» **TASK OBJECTIVE**
Omitting every picture, output the records below exactly, please.

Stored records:
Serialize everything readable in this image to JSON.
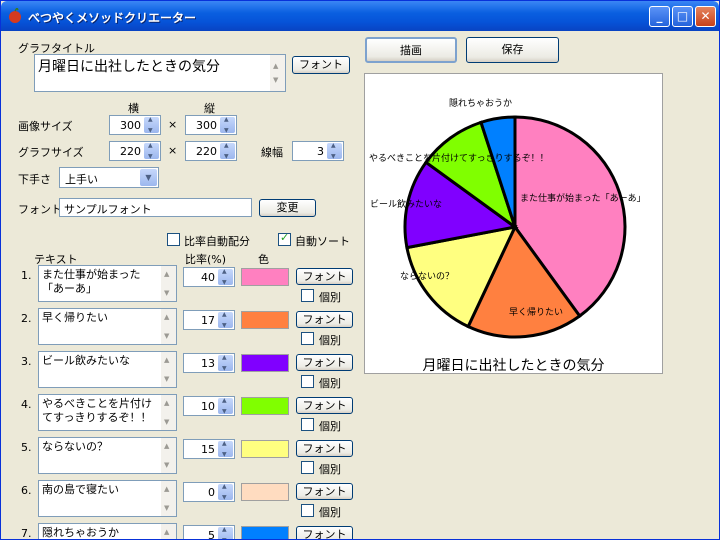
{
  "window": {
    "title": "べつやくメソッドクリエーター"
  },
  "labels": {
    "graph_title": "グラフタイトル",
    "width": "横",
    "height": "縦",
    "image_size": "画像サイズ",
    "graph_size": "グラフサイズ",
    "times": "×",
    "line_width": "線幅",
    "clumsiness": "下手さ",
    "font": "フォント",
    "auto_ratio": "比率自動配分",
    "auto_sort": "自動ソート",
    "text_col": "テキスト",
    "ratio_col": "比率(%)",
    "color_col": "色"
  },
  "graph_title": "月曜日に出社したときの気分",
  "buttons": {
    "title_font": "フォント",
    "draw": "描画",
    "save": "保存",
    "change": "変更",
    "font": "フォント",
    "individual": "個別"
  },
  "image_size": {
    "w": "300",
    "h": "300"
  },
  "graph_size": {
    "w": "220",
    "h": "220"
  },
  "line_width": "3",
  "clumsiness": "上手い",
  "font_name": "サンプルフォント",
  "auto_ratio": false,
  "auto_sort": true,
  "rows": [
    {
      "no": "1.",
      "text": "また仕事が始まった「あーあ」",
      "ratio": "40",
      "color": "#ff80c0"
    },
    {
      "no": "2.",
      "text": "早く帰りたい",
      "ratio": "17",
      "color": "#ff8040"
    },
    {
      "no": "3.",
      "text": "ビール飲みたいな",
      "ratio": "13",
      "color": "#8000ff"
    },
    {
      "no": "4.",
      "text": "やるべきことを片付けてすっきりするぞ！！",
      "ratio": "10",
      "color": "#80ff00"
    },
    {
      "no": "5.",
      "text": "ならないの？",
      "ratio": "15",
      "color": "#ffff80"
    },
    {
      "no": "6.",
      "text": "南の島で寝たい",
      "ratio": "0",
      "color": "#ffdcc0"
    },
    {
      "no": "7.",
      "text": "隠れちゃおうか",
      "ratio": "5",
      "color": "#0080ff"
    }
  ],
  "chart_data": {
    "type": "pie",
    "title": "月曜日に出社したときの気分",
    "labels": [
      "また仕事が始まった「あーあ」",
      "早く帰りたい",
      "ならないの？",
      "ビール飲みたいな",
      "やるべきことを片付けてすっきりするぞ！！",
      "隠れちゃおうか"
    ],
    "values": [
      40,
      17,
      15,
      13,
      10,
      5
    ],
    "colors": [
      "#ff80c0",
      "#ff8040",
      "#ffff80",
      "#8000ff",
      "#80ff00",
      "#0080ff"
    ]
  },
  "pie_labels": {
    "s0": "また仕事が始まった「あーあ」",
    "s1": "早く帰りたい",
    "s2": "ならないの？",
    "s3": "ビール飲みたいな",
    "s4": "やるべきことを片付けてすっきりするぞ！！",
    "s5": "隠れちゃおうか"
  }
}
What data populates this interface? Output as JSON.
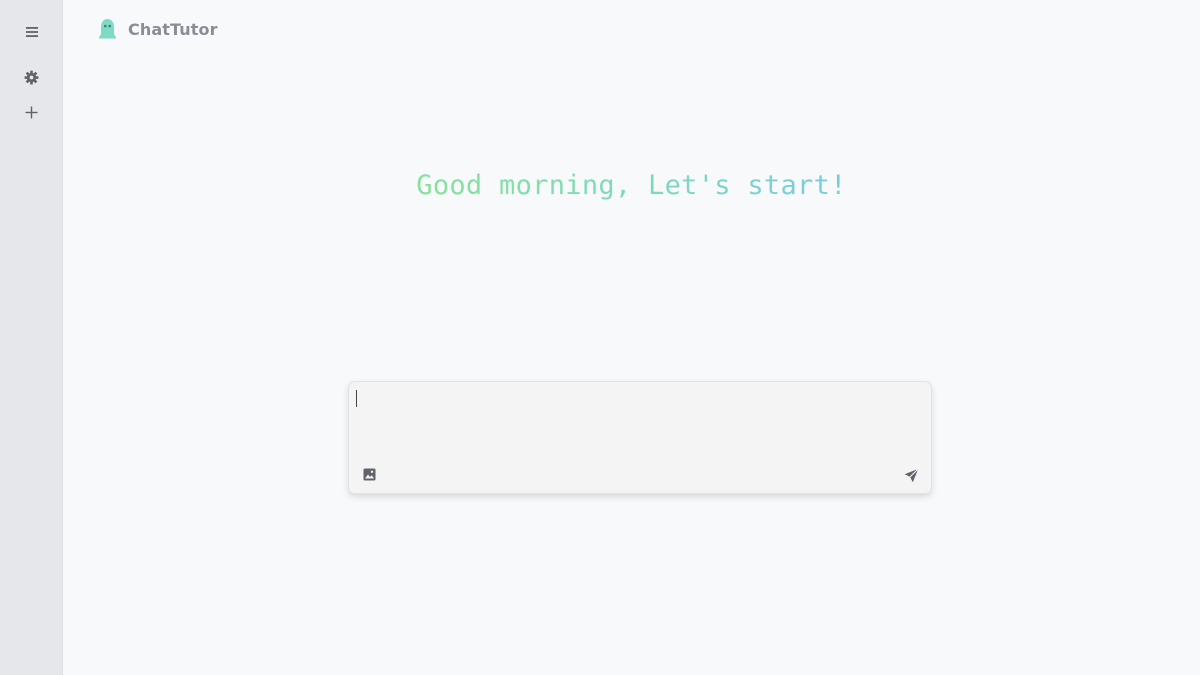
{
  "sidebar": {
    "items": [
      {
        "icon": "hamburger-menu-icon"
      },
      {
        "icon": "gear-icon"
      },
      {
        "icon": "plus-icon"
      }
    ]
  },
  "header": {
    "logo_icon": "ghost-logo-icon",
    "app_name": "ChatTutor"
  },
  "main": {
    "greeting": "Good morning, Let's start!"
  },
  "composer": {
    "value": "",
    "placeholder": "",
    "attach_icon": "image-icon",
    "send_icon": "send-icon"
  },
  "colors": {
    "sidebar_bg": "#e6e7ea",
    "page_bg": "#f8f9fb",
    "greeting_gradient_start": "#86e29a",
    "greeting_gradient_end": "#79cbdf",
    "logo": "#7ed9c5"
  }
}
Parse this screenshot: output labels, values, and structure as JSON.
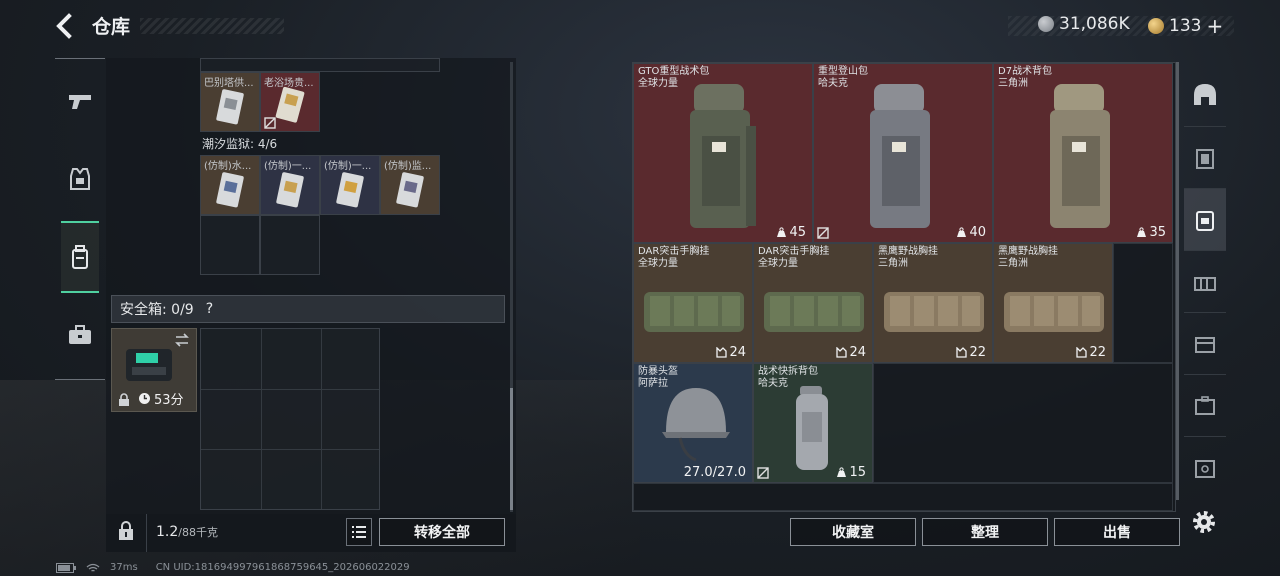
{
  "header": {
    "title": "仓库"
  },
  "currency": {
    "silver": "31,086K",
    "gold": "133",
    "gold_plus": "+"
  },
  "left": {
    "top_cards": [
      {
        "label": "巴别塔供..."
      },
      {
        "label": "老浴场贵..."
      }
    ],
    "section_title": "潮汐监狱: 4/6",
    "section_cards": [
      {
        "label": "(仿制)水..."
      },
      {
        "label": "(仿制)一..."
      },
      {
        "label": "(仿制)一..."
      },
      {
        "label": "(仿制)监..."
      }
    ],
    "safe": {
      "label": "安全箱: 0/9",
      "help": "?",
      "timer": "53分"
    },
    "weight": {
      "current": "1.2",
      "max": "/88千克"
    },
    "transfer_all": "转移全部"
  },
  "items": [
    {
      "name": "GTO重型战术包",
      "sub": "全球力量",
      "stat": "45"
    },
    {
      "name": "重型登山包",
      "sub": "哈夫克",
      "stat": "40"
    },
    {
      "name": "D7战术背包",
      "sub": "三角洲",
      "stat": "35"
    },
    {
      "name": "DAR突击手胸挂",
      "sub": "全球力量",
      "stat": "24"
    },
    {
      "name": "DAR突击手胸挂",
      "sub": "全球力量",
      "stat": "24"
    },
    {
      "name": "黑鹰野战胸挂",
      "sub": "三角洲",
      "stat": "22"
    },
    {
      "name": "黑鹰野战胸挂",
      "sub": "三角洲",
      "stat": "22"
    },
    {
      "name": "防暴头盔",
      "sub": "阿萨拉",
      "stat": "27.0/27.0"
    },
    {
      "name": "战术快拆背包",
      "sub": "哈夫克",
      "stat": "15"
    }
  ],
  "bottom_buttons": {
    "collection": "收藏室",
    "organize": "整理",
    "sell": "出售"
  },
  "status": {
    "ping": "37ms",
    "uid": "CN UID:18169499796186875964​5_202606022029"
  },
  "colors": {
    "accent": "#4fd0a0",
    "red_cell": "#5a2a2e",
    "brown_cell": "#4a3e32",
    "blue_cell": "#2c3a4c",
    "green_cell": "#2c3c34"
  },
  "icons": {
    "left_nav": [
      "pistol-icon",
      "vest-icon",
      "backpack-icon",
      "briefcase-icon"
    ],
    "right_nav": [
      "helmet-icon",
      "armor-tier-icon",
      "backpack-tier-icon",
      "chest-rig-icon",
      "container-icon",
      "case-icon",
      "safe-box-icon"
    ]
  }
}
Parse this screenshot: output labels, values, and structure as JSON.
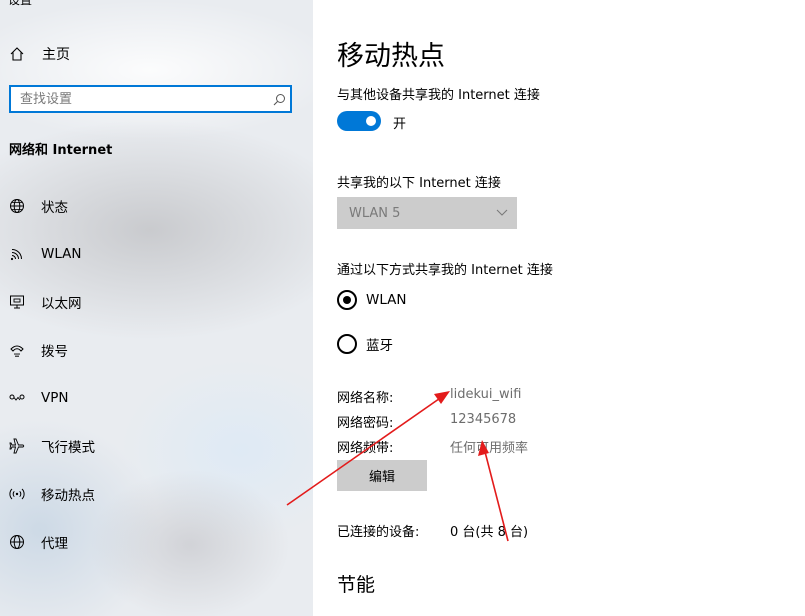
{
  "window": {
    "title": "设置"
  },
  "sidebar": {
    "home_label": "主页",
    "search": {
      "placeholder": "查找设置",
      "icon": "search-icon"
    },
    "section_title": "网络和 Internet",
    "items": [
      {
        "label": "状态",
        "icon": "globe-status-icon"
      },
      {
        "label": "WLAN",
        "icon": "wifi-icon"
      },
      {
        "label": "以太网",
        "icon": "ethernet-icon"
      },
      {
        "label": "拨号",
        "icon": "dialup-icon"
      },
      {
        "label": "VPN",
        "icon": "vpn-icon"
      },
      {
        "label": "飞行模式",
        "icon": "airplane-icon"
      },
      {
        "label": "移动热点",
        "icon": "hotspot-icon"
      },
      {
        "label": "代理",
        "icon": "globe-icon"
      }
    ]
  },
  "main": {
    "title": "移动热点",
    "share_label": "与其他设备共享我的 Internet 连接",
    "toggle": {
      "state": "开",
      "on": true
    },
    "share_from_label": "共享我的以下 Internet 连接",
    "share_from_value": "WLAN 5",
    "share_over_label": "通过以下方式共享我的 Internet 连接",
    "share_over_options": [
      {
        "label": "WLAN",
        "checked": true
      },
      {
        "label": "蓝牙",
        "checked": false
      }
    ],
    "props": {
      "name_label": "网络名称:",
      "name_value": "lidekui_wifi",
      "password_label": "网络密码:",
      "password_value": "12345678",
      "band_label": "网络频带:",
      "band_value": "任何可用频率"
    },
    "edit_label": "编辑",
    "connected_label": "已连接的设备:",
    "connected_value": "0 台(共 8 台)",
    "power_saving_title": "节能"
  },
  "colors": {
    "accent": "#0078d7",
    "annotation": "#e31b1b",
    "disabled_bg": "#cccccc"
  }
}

» **SOLUTION TO THIS EXERCISE**
Serialize everything readable in this image to JSON.
{
  "window": {
    "title": "べつやくメソッドクリエーター"
  },
  "labels": {
    "graph_title": "グラフタイトル",
    "width": "横",
    "height": "縦",
    "image_size": "画像サイズ",
    "graph_size": "グラフサイズ",
    "times": "×",
    "line_width": "線幅",
    "clumsiness": "下手さ",
    "font": "フォント",
    "auto_ratio": "比率自動配分",
    "auto_sort": "自動ソート",
    "text_col": "テキスト",
    "ratio_col": "比率(%)",
    "color_col": "色"
  },
  "graph_title": "月曜日に出社したときの気分",
  "buttons": {
    "title_font": "フォント",
    "draw": "描画",
    "save": "保存",
    "change": "変更",
    "font": "フォント",
    "individual": "個別"
  },
  "image_size": {
    "w": "300",
    "h": "300"
  },
  "graph_size": {
    "w": "220",
    "h": "220"
  },
  "line_width": "3",
  "clumsiness": "上手い",
  "font_name": "サンプルフォント",
  "auto_ratio": false,
  "auto_sort": true,
  "rows": [
    {
      "no": "1.",
      "text": "また仕事が始まった「あーあ」",
      "ratio": "40",
      "color": "#ff80c0"
    },
    {
      "no": "2.",
      "text": "早く帰りたい",
      "ratio": "17",
      "color": "#ff8040"
    },
    {
      "no": "3.",
      "text": "ビール飲みたいな",
      "ratio": "13",
      "color": "#8000ff"
    },
    {
      "no": "4.",
      "text": "やるべきことを片付けてすっきりするぞ！！",
      "ratio": "10",
      "color": "#80ff00"
    },
    {
      "no": "5.",
      "text": "ならないの？",
      "ratio": "15",
      "color": "#ffff80"
    },
    {
      "no": "6.",
      "text": "南の島で寝たい",
      "ratio": "0",
      "color": "#ffdcc0"
    },
    {
      "no": "7.",
      "text": "隠れちゃおうか",
      "ratio": "5",
      "color": "#0080ff"
    }
  ],
  "chart_data": {
    "type": "pie",
    "title": "月曜日に出社したときの気分",
    "labels": [
      "また仕事が始まった「あーあ」",
      "早く帰りたい",
      "ならないの？",
      "ビール飲みたいな",
      "やるべきことを片付けてすっきりするぞ！！",
      "隠れちゃおうか"
    ],
    "values": [
      40,
      17,
      15,
      13,
      10,
      5
    ],
    "colors": [
      "#ff80c0",
      "#ff8040",
      "#ffff80",
      "#8000ff",
      "#80ff00",
      "#0080ff"
    ]
  },
  "pie_labels": {
    "s0": "また仕事が始まった「あーあ」",
    "s1": "早く帰りたい",
    "s2": "ならないの？",
    "s3": "ビール飲みたいな",
    "s4": "やるべきことを片付けてすっきりするぞ！！",
    "s5": "隠れちゃおうか"
  }
}
What data populates this interface? Output as JSON.
{
  "sidebar": {
    "items": [
      {
        "icon": "hamburger-menu-icon"
      },
      {
        "icon": "gear-icon"
      },
      {
        "icon": "plus-icon"
      }
    ]
  },
  "header": {
    "logo_icon": "ghost-logo-icon",
    "app_name": "ChatTutor"
  },
  "main": {
    "greeting": "Good morning, Let's start!"
  },
  "composer": {
    "value": "",
    "placeholder": "",
    "attach_icon": "image-icon",
    "send_icon": "send-icon"
  },
  "colors": {
    "sidebar_bg": "#e6e7ea",
    "page_bg": "#f8f9fb",
    "greeting_gradient_start": "#86e29a",
    "greeting_gradient_end": "#79cbdf",
    "logo": "#7ed9c5"
  }
}
Parse this screenshot: output labels, values, and structure as JSON.
{
  "header": {
    "title": "仓库"
  },
  "currency": {
    "silver": "31,086K",
    "gold": "133",
    "gold_plus": "+"
  },
  "left": {
    "top_cards": [
      {
        "label": "巴别塔供..."
      },
      {
        "label": "老浴场贵..."
      }
    ],
    "section_title": "潮汐监狱: 4/6",
    "section_cards": [
      {
        "label": "(仿制)水..."
      },
      {
        "label": "(仿制)一..."
      },
      {
        "label": "(仿制)一..."
      },
      {
        "label": "(仿制)监..."
      }
    ],
    "safe": {
      "label": "安全箱: 0/9",
      "help": "?",
      "timer": "53分"
    },
    "weight": {
      "current": "1.2",
      "max": "/88千克"
    },
    "transfer_all": "转移全部"
  },
  "items": [
    {
      "name": "GTO重型战术包",
      "sub": "全球力量",
      "stat": "45"
    },
    {
      "name": "重型登山包",
      "sub": "哈夫克",
      "stat": "40"
    },
    {
      "name": "D7战术背包",
      "sub": "三角洲",
      "stat": "35"
    },
    {
      "name": "DAR突击手胸挂",
      "sub": "全球力量",
      "stat": "24"
    },
    {
      "name": "DAR突击手胸挂",
      "sub": "全球力量",
      "stat": "24"
    },
    {
      "name": "黑鹰野战胸挂",
      "sub": "三角洲",
      "stat": "22"
    },
    {
      "name": "黑鹰野战胸挂",
      "sub": "三角洲",
      "stat": "22"
    },
    {
      "name": "防暴头盔",
      "sub": "阿萨拉",
      "stat": "27.0/27.0"
    },
    {
      "name": "战术快拆背包",
      "sub": "哈夫克",
      "stat": "15"
    }
  ],
  "bottom_buttons": {
    "collection": "收藏室",
    "organize": "整理",
    "sell": "出售"
  },
  "status": {
    "ping": "37ms",
    "uid": "CN UID:18169499796186875964​5_202606022029"
  },
  "colors": {
    "accent": "#4fd0a0",
    "red_cell": "#5a2a2e",
    "brown_cell": "#4a3e32",
    "blue_cell": "#2c3a4c",
    "green_cell": "#2c3c34"
  },
  "icons": {
    "left_nav": [
      "pistol-icon",
      "vest-icon",
      "backpack-icon",
      "briefcase-icon"
    ],
    "right_nav": [
      "helmet-icon",
      "armor-tier-icon",
      "backpack-tier-icon",
      "chest-rig-icon",
      "container-icon",
      "case-icon",
      "safe-box-icon"
    ]
  }
}
Parse this screenshot: output labels, values, and structure as JSON.
{
  "window": {
    "title": "设置"
  },
  "sidebar": {
    "home_label": "主页",
    "search": {
      "placeholder": "查找设置",
      "icon": "search-icon"
    },
    "section_title": "网络和 Internet",
    "items": [
      {
        "label": "状态",
        "icon": "globe-status-icon"
      },
      {
        "label": "WLAN",
        "icon": "wifi-icon"
      },
      {
        "label": "以太网",
        "icon": "ethernet-icon"
      },
      {
        "label": "拨号",
        "icon": "dialup-icon"
      },
      {
        "label": "VPN",
        "icon": "vpn-icon"
      },
      {
        "label": "飞行模式",
        "icon": "airplane-icon"
      },
      {
        "label": "移动热点",
        "icon": "hotspot-icon"
      },
      {
        "label": "代理",
        "icon": "globe-icon"
      }
    ]
  },
  "main": {
    "title": "移动热点",
    "share_label": "与其他设备共享我的 Internet 连接",
    "toggle": {
      "state": "开",
      "on": true
    },
    "share_from_label": "共享我的以下 Internet 连接",
    "share_from_value": "WLAN 5",
    "share_over_label": "通过以下方式共享我的 Internet 连接",
    "share_over_options": [
      {
        "label": "WLAN",
        "checked": true
      },
      {
        "label": "蓝牙",
        "checked": false
      }
    ],
    "props": {
      "name_label": "网络名称:",
      "name_value": "lidekui_wifi",
      "password_label": "网络密码:",
      "password_value": "12345678",
      "band_label": "网络频带:",
      "band_value": "任何可用频率"
    },
    "edit_label": "编辑",
    "connected_label": "已连接的设备:",
    "connected_value": "0 台(共 8 台)",
    "power_saving_title": "节能"
  },
  "colors": {
    "accent": "#0078d7",
    "annotation": "#e31b1b",
    "disabled_bg": "#cccccc"
  }
}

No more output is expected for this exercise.